- _Supplied data_:
---

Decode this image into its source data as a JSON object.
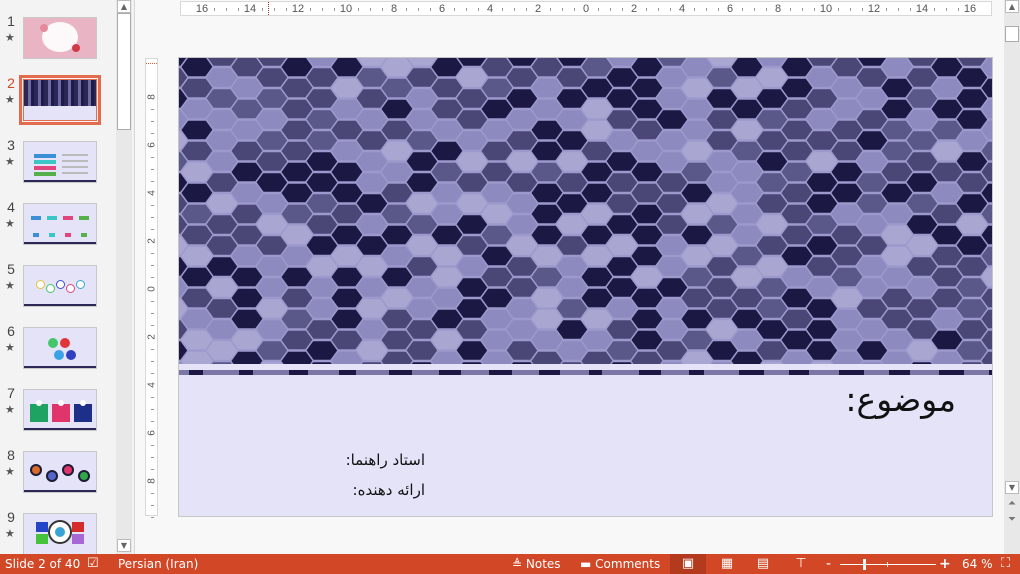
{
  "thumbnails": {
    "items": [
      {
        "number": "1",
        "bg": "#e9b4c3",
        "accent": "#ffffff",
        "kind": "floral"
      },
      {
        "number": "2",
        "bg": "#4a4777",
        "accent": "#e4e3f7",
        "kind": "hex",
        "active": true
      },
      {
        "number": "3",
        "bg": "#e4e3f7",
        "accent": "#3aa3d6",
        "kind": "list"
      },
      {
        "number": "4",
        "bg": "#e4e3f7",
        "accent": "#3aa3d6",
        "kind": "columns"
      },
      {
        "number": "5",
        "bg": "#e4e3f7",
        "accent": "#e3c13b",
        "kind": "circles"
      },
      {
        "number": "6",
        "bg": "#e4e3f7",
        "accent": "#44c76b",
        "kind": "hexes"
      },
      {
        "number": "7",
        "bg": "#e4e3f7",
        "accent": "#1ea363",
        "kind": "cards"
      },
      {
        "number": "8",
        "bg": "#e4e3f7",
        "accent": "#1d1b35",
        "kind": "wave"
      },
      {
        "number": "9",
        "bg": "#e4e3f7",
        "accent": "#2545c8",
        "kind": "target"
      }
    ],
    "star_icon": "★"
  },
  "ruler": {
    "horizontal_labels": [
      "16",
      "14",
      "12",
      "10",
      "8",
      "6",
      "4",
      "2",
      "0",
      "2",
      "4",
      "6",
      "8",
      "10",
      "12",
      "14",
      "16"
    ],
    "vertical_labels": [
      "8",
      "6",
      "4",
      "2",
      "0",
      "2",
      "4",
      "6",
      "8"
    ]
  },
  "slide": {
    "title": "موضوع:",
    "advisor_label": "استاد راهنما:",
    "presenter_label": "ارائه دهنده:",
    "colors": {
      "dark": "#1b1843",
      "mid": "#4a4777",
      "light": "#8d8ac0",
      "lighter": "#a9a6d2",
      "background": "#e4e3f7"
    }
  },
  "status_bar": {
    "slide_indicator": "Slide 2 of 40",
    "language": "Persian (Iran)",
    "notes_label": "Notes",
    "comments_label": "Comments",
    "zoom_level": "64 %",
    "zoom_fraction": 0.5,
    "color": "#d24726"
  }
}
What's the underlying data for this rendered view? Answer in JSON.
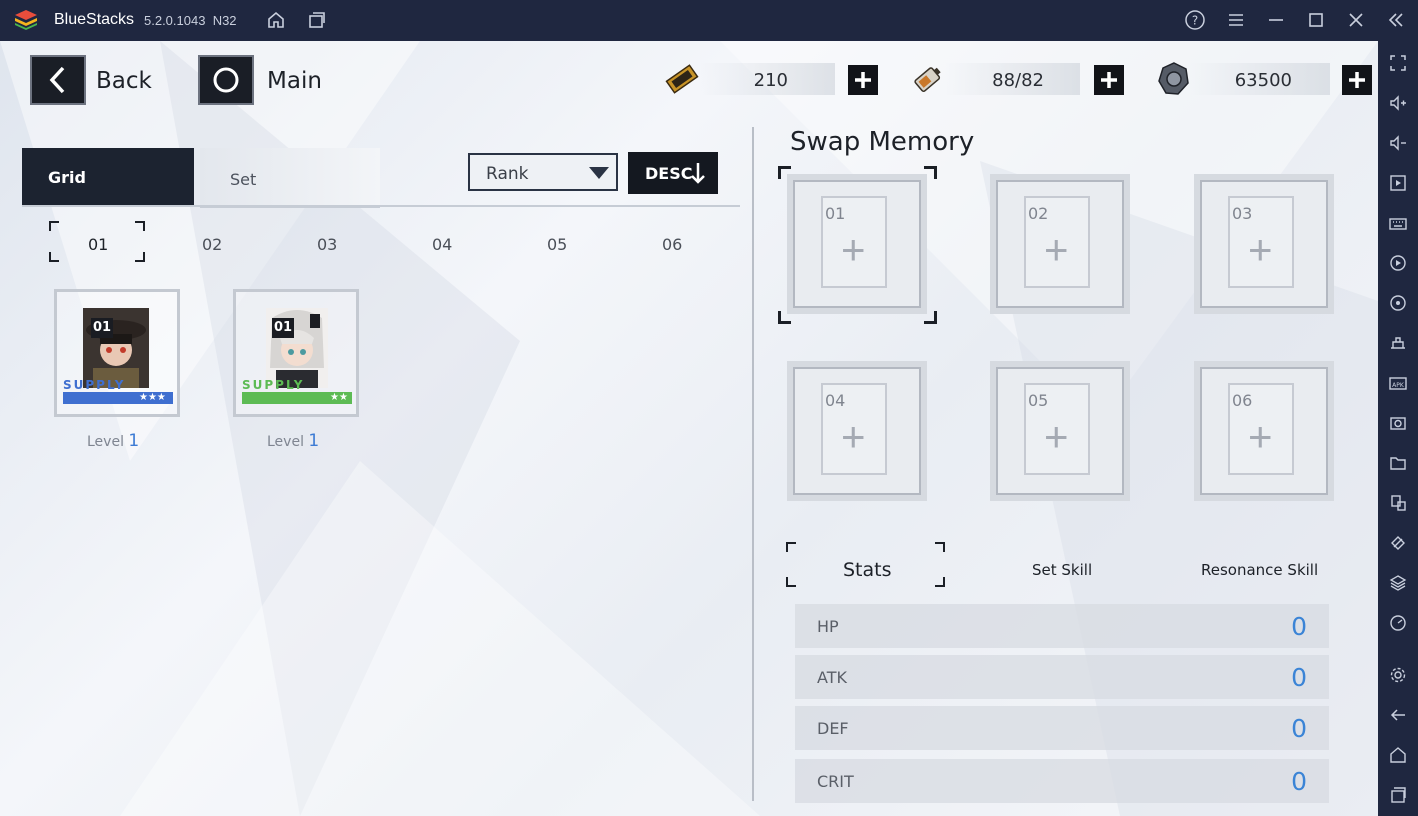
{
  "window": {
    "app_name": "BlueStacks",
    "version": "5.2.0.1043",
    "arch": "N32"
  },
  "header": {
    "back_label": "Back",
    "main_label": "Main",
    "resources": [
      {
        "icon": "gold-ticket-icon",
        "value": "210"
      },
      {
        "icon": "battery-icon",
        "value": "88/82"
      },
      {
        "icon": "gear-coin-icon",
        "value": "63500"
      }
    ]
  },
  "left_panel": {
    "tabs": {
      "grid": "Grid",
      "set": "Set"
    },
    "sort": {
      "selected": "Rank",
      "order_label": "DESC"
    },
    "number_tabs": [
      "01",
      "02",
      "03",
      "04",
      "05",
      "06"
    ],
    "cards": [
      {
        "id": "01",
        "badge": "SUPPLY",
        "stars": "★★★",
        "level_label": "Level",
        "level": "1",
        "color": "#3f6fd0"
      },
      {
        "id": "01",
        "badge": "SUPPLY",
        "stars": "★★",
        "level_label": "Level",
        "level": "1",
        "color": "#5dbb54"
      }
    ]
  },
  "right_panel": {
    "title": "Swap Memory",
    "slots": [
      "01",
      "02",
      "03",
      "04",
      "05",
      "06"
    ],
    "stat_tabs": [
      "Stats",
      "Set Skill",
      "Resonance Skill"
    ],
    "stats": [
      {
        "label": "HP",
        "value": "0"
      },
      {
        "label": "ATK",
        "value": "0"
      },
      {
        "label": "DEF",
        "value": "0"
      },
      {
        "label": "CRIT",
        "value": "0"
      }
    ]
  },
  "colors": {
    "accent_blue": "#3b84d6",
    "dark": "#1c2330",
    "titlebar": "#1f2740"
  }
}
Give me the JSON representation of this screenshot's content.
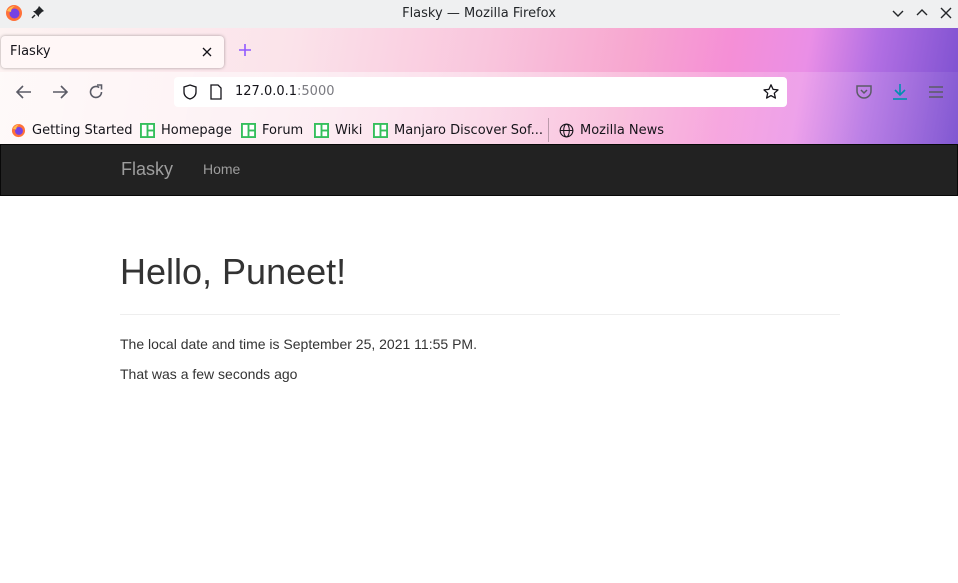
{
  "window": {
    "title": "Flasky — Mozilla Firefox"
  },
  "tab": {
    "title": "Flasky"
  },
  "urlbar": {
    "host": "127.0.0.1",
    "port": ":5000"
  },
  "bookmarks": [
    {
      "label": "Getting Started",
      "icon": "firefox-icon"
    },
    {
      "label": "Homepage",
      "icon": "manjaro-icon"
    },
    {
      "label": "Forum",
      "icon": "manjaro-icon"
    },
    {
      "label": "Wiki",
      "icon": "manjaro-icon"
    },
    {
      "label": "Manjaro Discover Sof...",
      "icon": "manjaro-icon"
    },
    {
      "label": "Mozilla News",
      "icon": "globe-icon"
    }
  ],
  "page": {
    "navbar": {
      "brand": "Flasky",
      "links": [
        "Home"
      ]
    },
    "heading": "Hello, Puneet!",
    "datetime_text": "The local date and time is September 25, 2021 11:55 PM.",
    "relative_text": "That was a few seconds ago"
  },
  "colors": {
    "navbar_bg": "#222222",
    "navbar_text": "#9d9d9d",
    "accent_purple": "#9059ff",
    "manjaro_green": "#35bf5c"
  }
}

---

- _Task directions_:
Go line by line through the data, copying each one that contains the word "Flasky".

- _Answer box_:
    "title": "Flasky — Mozilla Firefox"
    "title": "Flasky"
      "brand": "Flasky",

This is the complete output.